Ban on microbeads in UK rinse-off cosmetics confirmed
26 July 2017 , United Kingdom
The UK's new environment minister has repeated the government's pledge to introduce legislation to ban the manufacture of rinse-off cosmetics containing microbeads from 1 January 2018, and their sale from 30 June the same year.
Environment secretary Michael Gove, appointed after last month's general election, confirmed the timeline during a speech at WWF UK on 21 July. It was first announced by junior environment minister Thérèse Coffey during a House of Commons debate in March.
Mr Gove's statement follows a public consultation on the government's proposal for a ban, which closed on 28 February. Many respondents asked for its scope to be broadened to cover all plastics causing harm in the marine environment. Some called for it to cover all products that result in microbeads being washed down the drain, such as leave-on make-up and sunscreen. But the cosmetics industry said this would require the reformulation of thousands of products and generate significant costs, particularly for small companies.
Specific categories of polymer were also suggested for inclusion, including semi-solid plastics and liquid/wax polymers, which behave in the same way in the marine environment as solid microplastics.
Some respondents called for the inclusion of cleaning products, but the UK Cleaning Products Industry Association says no microbeads are used in UK-produced household and industrial cleaning products.

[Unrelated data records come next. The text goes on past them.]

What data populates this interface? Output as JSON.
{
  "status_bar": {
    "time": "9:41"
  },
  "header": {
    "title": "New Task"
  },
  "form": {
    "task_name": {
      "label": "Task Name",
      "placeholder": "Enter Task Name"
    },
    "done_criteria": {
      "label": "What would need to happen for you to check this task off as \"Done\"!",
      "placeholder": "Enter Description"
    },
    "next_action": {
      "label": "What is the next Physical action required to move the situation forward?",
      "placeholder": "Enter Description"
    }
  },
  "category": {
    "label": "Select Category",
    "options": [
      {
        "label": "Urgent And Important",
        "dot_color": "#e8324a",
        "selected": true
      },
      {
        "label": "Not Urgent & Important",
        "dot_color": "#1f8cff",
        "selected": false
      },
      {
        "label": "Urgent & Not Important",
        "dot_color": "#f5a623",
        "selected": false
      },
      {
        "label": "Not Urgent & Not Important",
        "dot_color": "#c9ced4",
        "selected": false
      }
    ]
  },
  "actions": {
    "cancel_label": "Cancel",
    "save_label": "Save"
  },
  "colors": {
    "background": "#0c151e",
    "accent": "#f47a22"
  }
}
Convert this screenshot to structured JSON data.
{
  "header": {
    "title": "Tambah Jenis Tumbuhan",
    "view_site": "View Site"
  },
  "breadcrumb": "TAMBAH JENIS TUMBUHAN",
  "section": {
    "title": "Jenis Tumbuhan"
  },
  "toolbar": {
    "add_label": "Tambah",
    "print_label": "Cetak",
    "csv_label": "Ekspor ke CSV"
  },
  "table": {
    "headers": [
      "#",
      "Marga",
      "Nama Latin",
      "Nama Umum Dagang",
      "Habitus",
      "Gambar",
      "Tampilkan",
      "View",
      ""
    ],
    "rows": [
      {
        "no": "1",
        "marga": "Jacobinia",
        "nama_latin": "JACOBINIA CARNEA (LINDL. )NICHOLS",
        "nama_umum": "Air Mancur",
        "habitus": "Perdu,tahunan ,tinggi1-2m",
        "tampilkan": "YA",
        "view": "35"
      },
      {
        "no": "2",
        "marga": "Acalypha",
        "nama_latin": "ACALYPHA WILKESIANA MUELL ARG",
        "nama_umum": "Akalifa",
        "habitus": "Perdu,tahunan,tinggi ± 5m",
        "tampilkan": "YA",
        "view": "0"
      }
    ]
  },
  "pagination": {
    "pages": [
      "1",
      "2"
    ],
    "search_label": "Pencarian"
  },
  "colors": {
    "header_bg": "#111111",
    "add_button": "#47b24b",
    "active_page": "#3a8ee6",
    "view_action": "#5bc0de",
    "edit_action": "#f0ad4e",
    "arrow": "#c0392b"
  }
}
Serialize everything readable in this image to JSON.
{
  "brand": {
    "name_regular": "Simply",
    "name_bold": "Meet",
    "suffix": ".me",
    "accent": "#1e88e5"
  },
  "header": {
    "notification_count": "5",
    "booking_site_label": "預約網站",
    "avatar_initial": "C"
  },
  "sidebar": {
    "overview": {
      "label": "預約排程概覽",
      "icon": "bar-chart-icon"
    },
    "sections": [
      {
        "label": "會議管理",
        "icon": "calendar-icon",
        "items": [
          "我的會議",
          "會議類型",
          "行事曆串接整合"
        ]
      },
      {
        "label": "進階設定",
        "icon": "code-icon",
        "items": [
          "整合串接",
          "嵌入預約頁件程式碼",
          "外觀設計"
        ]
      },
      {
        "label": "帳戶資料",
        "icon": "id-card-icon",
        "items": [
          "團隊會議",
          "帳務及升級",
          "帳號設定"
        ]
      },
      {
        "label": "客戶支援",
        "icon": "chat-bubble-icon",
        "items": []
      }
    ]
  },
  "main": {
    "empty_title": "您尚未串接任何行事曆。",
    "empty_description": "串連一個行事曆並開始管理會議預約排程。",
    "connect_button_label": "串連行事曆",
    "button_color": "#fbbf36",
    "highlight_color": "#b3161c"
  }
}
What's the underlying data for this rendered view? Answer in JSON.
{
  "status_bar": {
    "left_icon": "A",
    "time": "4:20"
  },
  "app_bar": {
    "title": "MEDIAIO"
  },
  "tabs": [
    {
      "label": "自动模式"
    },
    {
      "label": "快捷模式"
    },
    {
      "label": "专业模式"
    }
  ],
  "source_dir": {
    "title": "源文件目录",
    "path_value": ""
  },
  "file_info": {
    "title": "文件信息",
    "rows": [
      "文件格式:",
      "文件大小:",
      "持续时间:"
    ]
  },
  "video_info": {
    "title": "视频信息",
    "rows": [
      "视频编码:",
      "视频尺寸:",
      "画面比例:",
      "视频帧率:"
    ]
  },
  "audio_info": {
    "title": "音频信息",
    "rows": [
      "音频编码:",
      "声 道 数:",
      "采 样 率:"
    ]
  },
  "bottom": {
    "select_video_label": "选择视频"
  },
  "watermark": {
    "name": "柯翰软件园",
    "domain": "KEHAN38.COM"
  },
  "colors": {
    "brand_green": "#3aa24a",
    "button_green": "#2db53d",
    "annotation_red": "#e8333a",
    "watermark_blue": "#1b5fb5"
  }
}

The environment ministry, Defra, has promised to review evidence on solid plastic particles in products outside of the scope of the ban, together with the Hazardous Substances Advisory Committee (HSAC), and to "assess the potential for further actions".
Industry respondents warned of the cost of finding alternatives, reformulating and testing products, and updating the labelling. Some said the use of more expensive non-plastic ingredients could hit cosmetics exports because UK companies would be at a disadvantage.
They called for the ban to be consistent with legislation in other countries. Earlier this month Sweden proposed a ban on rinse-off cosmetics that contain microbeads. Canada confirmed a similar ban in June and South Korea proposed provisions against the ingredient in cosmetics last year.
Defra says that because other countries that import cosmetics to the UK are either implementing bans of their own or considering doing so, there should not be a "significant impact on imports".
The trading standards authorities would oversee compliance with and enforcement of the provisions. The rate of non-compliance is expected to be low, given that the cosmetics industry has already reduced its use of microbeads voluntarily.
Enforcement actions will include variable monetary penalties, compliance and stop notices.
Defra has been asked to consider exemptions for medical products and biodegradable products. But the government said it is questionable that "biodegradable" materials adequately break down in the marine environment. It will, however, consider exemptions for medical applications in light of future advancements in the field.